In summary, EWG encourages the FDA to fully exercise its enforcement authority to support the public health of all Americans and help guide the industry to do the right thing. Your agency has already acknowledged the clear, evidence-based dangers of excessive amounts of added sugars and trans fat in Americans’ diets. It is time for the FDA to use its enforcement discretion to signal to the food industry that food containing excessive amounts of added sugars and trans fat have no place being called “healthy” or making implied nutrient content claims that mislead consumers to believe they are healthy. The health of the American people should not be put on hold so the food industry can have a couple more quarters of profits.
Dawn Undurraga, MS, RD Nutritionist
Environmental Working Group

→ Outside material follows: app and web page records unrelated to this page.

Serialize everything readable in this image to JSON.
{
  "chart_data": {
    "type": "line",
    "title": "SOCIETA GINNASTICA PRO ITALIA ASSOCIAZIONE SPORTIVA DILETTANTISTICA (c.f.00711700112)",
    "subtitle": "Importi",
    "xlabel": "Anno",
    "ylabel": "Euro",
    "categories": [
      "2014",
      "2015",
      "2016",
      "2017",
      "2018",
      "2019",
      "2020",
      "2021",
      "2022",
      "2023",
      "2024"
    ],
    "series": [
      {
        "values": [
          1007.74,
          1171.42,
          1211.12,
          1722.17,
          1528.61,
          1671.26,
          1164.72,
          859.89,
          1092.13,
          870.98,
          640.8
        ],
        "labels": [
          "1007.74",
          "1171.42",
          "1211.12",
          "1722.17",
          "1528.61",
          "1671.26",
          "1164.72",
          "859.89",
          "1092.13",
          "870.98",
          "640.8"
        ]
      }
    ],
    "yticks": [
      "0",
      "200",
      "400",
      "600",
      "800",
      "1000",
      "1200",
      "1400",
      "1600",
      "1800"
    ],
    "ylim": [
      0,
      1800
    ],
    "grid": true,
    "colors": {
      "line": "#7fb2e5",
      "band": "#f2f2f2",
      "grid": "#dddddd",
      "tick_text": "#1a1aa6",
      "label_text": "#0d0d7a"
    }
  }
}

1 Kellogg’s Froot Loops Marshmallow Cereal, 2016. Available at www.kelloggs.com/en_US/products/kellogg-s-froot-loops-marshmallow-cerea…
2 U.S. Department of Health and Human Services and U.S. Department of Agriculture; 2015–2020 Dietary Guidelines for Americans, 8th Edition; Estimated Calorie Needs per Day by Age, Sex, and Physical Activity Level. Office of Disease Prevention and Health Promotion, 2015. Available at health.gov/dietaryguidelines/2015/guidelines/appendix-2/#table-a2-1-estimated-calorie-needs-per-day-by- age-sex-and-physic
3 EWG, Hidden in Plain Sight: Trans Fats Hidden in Many Foods. 2015. Available at www.ewg.org/research/hidden-plain-sight/trans-fats-hidden-many-foods
4 Huifen Wang et al., Consistency Between Increasing Trends in Added Sugar Intake and Body Mass Index Among Adults: The Minnesota Heart Survey, 1980-1982 to 2007-2009. American Journal of Public Health, 2013; 103:501-507.
5 R. Bethene Ervin et al., Consumption of Added Sugar Among U.S. Children and Adolescents, 2005– 2008. National Center for Health Statistics, February 2012. Available at www.cdc.gov/nchs/data/databriefs/db87.htm
6 The guidelines recommend less than 10 percent of calories come from added sugars. In a 2000 calorie diet, that is equivalent to less than 50 grams of sugar. Given that there are four grams of sugar in a teaspoon, that’s equivalent to 12.5 teaspoons. Source: U.S. Department of Health and Human Services and U.S. Department of Agriculture; 2015–2020 Dietary Guidelines for Americans, 8th Edition; Daily Nutritional Goals for Age-Sex Groups Based on Dietary Reference Intakes and Dietary Guidelines Recommendations. Office of Disease Prevention and Health Promotion, 2015. Available at health.gov/dietaryguidelines/2015/guidelines/appendix-7/#table-a7-1-daily-nutritional-goals-for-age-sex- groups-based-on-d
7 EWG, Children’s Cereals: Sugar by the Pound. 2014. Available at www.ewg.org/research/childrens- cereals
8 Dawn Undurraga and Bill Walker, In Kid’s Cereal, Mini Servings Hide Mountains of Sugar. EWG, 2016. Available at www.ewg.org/foodscores/content/in-kids-cereal-mini-servings-hide-mounta…
9 Christine Stencel, Report Offers New Eating and Physical Activity Targets to Reduce Chronic Disease Risk. The National Academies of Sciences, Engineering, and Medicine, 2002. Available at www8.nationalacademies.org/onpinews/newsitem.aspx?RecordID=10490
10 Food and Drug Administration, Final Determination Regarding Partially Hydrogenated Oils. Federal Register, 2015. Available at www.federalregister.gov/documents/2015/06/17/2015-14883/final- determination-regarding-partially-hydrogenated-oils
11 EWG, Hidden in Plain Sight: Trans Fat Hides in at Least a Quarter of Supermarket Foods. 2015. Available at www.ewg.org/research/hidden-plain-sight